## [Work order]
Report the lines of the material that carry the string "icon".

((

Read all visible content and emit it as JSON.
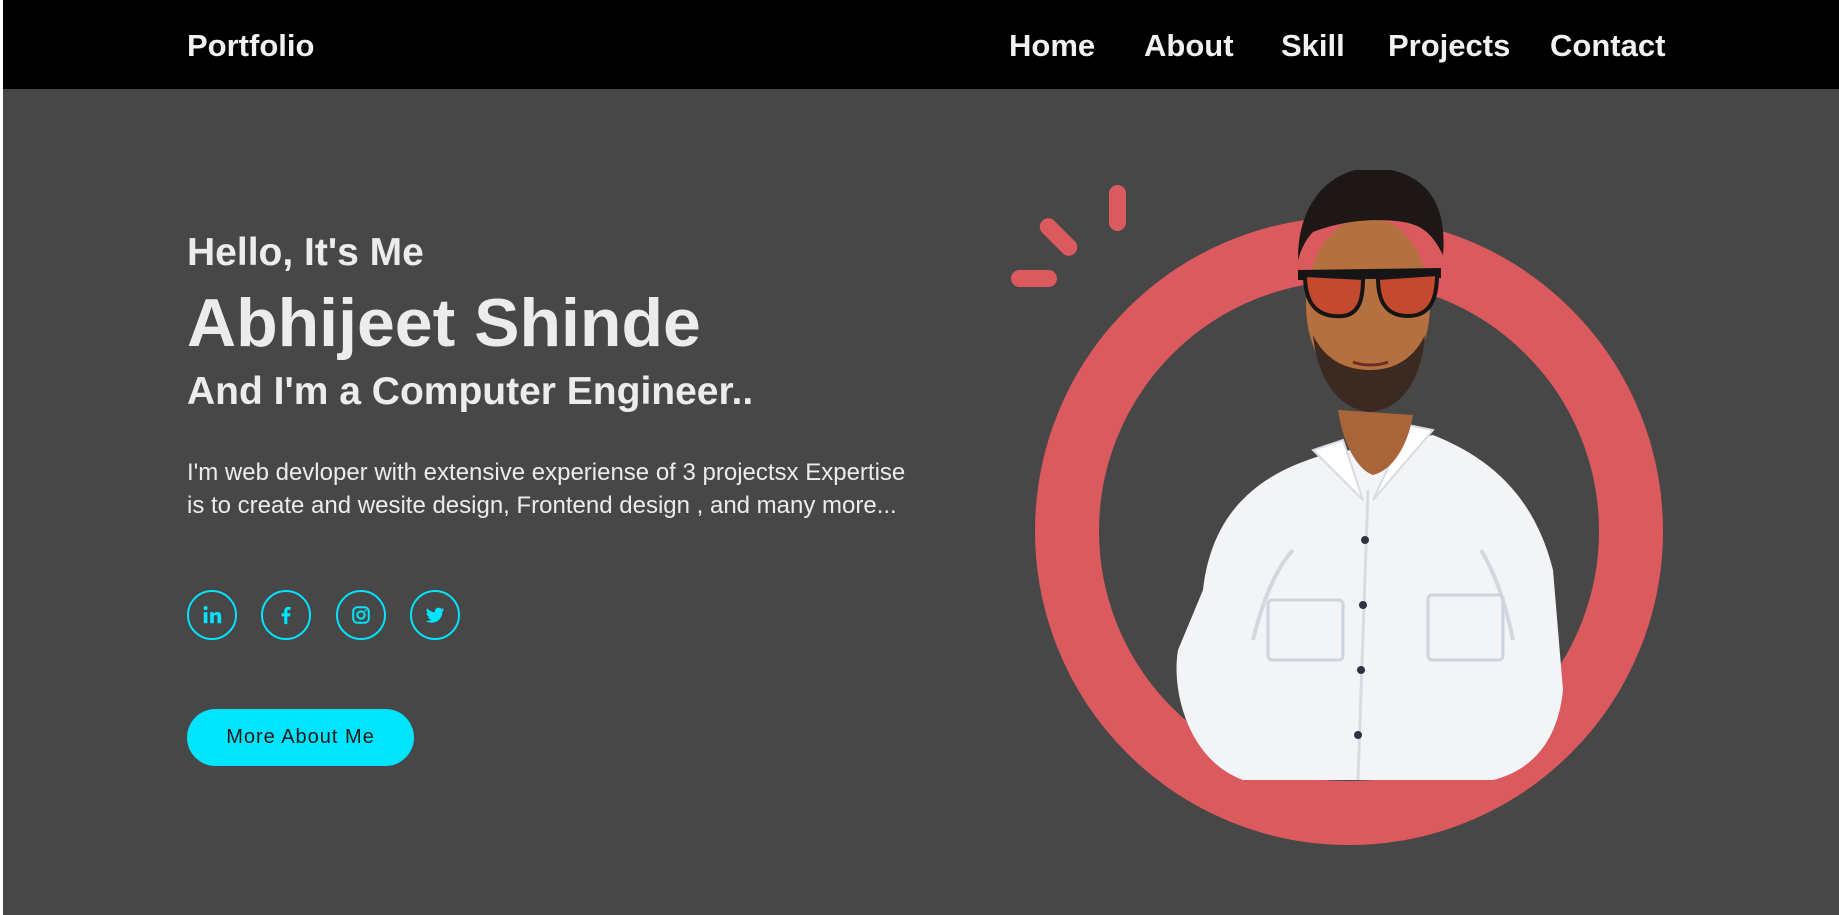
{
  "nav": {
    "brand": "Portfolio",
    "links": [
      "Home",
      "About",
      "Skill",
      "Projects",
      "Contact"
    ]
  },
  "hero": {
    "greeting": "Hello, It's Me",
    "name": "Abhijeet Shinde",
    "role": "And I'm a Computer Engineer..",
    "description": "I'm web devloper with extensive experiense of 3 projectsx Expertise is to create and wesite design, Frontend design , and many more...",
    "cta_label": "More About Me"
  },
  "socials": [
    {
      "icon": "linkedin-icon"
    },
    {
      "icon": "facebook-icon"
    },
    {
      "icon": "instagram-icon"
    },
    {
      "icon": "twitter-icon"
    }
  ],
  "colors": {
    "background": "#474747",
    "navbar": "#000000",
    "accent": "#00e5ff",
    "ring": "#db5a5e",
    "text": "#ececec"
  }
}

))

## [Solution]
      "icon": "linkedin-icon"
      "icon": "facebook-icon"
      "icon": "instagram-icon"
      "icon": "twitter-icon"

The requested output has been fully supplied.